In most cases sudden anxiety is fear-related, it could be as simple as a loud sound. Sometimes small changes or disturbances in sleep could be the cause.

You can test this by placing your dog’s crate in your room and maybe trying a crate cover.

Sometimes it is more obvious like having a new pet or visitors if the dog is not used to interactions with other people.

you need to make sure that your dog is sleeping well and having enough exercise and playtime to reduce the tension.

Your dog needs to feel stability to go back to his normal state of mind and having a schedule could be very helpful. If you need help setting up a schedule you can read this article.

Having a routine and being able to expect good things are happening can reduce stress.

How do you calm an anxious dog in a crate?

There are a few tips that you use to calm down your anxious dog.
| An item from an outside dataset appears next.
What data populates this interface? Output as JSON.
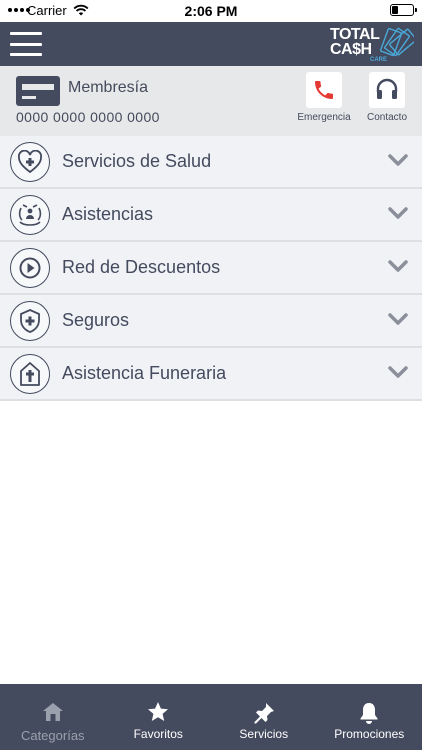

However, dogs that have been showing signs of severe anxiety should be brought to professionals.

Physical contact

Cuddling a dog to reduce anxiety
Cuddling a dog to reduce anxiety

Just like us, dogs need comforting when they are anxious; There is no better way to comfort a dog than a rub and a cuddle.

Try to be as touchy-feely as you can keep your dog close and make him feel you are there. Doing it in the crate helps the dog feel secure in his personal safe den.

Calming Music

Music can actually help calm down your dog, it may seem strange but many dog owners have tried it and it shows great results.

There is actually plenty of anxious dog calming music on youtube. And to be honnest it is not hard to try it. Every dog is different but this won’t hurt.

Exercise

Physical activities are a great way to relieve tension, having some toys and doing some games in and outside the crate could reduce anxious behavior.

When exercising try avoiding any sudden moves or loud voices that can scare your dog.

Checking your own vibes

The last thing you want to do is to check your own vibes around your dog. Have you been intense lately or maybe you’ve been a bit aggressive and maybe yelling.

Dogs are very sensitive dogs that can sense your own tension. especially if the bond between you and your dog is strong enough.

You need to be aware that your own anxieties can affect your four-legged friend.

Conclusion

Crate training doesn’t cause anxiety among dogs and doesn’t help cure it either.

Furthermore, crate training an anxious dog is very hard and could make things worse in some cases.

Crate training only helps with fear-related anxieties, but still, it is no cure and a visit to the veterinary is advised.

Leave a Reply

Your email address will not be published. Required fields are marked *

Back to top